Parents need to know that Black Brother, Black Brother, by Coretta Scott King Author Award winner Jewell Parker Rhodes (Ghost Boys), is about a dark-skinned, biracial boy (with a Black mother and a White father) who masters fencing in order to challenge the school bully to a competition. There are episodes of bullying and racial taunts throughout the story. The "N" word is hinted at, but not used. A White boy harasses a Black boy continually, including tripping him at a sports match, causing injury to his wrist. A Black boy is handcuffed and hauled away from school in a police car, despite being innocent of what the teacher accused. As the car drives away, students taunt him.
Is It Any Good?
Suspenseful and inspiring, readers will root for Donte to best his tormentor and understand that he's a winner regardless of the outcome. In Black Brother, Black Brother, author Jewell Parker Rhodes creates a story that diverse kids can relate to. There's a nerdy kid who becomes a sport star, an athlete with a sensitive side, and boys and girls who play sports together. The parents are heroic and kind. The unfair teachers get their comeuppance. Still, readers see the characters go through some challenges. Brothers Donte and Trey adjust to a move from New York City to suburban Newton, Massachusetts, and a switch from public to private school. Their biracial family confronts racism that affects their otherwise privileged life.
Did we miss something on diversity?
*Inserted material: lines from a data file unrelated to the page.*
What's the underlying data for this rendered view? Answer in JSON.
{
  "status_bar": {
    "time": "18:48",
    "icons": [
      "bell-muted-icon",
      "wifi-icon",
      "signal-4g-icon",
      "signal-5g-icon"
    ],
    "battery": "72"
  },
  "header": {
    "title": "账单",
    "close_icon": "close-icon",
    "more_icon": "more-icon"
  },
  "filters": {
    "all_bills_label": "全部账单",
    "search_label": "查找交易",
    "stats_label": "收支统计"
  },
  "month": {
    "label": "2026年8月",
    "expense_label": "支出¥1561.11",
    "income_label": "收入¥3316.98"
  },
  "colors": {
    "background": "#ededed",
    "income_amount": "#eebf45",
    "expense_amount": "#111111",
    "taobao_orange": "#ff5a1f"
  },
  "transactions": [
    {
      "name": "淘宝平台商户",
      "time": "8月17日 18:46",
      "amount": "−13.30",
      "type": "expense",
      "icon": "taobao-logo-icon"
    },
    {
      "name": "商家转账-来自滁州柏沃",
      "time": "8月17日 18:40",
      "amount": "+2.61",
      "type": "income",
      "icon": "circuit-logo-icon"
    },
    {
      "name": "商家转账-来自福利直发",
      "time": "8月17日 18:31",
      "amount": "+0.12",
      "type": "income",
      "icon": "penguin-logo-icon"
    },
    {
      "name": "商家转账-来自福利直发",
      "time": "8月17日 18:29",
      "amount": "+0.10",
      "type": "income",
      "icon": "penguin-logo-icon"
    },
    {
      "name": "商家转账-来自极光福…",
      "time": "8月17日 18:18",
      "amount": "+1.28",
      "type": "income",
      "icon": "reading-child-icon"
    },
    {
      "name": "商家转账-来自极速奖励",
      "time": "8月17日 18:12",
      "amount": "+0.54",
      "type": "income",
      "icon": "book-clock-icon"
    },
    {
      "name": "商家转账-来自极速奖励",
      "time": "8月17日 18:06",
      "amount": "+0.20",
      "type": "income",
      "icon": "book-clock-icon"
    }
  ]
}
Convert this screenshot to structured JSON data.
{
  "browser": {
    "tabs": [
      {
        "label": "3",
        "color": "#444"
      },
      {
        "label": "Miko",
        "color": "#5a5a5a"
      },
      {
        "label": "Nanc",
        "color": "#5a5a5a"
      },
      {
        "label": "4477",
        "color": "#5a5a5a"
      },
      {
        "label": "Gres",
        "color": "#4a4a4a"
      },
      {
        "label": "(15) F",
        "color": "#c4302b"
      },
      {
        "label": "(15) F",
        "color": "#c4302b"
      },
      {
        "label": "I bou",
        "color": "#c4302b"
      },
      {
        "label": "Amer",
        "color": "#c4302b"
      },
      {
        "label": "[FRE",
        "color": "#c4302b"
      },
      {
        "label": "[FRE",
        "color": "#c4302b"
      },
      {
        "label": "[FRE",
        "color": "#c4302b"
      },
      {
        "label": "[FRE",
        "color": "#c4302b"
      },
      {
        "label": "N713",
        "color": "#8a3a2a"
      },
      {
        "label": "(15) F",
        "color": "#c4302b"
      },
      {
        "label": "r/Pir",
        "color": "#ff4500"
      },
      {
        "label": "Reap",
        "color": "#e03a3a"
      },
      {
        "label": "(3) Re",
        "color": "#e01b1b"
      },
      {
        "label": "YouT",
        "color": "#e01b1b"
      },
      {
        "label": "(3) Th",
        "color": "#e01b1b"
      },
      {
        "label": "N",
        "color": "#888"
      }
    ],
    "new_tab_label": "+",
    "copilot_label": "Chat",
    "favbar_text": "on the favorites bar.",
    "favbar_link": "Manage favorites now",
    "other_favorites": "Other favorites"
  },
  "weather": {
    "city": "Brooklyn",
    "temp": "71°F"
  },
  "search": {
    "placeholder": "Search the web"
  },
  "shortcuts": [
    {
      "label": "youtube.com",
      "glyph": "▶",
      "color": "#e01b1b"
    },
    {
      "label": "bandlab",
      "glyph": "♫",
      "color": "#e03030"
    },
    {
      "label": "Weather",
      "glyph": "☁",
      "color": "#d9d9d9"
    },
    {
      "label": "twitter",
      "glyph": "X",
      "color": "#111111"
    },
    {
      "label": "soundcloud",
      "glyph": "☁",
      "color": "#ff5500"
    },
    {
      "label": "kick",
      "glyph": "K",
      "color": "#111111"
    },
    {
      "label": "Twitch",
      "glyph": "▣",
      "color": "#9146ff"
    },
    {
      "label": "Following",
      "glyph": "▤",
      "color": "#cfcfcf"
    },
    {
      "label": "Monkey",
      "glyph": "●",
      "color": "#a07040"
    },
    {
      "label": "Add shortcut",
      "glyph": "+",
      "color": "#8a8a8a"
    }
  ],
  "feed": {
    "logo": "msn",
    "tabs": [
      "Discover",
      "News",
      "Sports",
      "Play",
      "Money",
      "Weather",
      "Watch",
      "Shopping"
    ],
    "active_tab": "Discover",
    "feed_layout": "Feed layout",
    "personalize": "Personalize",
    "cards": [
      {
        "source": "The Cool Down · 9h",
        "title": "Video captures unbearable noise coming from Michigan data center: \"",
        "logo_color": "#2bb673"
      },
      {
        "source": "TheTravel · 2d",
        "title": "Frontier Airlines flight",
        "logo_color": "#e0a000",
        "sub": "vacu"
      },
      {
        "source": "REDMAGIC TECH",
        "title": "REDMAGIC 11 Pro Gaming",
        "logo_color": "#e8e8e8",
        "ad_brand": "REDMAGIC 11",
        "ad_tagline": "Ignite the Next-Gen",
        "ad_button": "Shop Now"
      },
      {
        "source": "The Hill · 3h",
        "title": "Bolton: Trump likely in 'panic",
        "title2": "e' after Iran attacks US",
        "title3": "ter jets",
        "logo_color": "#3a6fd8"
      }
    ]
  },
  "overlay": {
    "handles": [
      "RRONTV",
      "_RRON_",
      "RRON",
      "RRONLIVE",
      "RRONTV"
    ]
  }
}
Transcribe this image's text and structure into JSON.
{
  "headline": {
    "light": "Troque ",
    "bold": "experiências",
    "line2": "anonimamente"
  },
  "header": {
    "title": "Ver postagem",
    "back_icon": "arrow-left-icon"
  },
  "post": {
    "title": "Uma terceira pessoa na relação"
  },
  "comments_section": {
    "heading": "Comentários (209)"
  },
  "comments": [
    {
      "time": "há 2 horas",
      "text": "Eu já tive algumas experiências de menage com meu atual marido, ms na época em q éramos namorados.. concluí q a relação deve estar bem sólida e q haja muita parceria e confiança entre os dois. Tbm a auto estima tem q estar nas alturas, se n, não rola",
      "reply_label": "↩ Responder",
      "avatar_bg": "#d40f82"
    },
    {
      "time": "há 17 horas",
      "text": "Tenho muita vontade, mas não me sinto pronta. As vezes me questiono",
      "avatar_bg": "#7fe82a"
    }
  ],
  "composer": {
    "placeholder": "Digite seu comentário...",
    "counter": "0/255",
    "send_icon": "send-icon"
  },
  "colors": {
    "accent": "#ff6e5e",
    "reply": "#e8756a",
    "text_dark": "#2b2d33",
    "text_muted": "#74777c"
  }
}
Research shows a connection between kids' healthy self-esteem and positive portrayals in media. That's why we've added a new "Diverse Representations" section to our reviews that will be rolling out on an ongoing basis. You can help us help kids by suggesting a diversity update.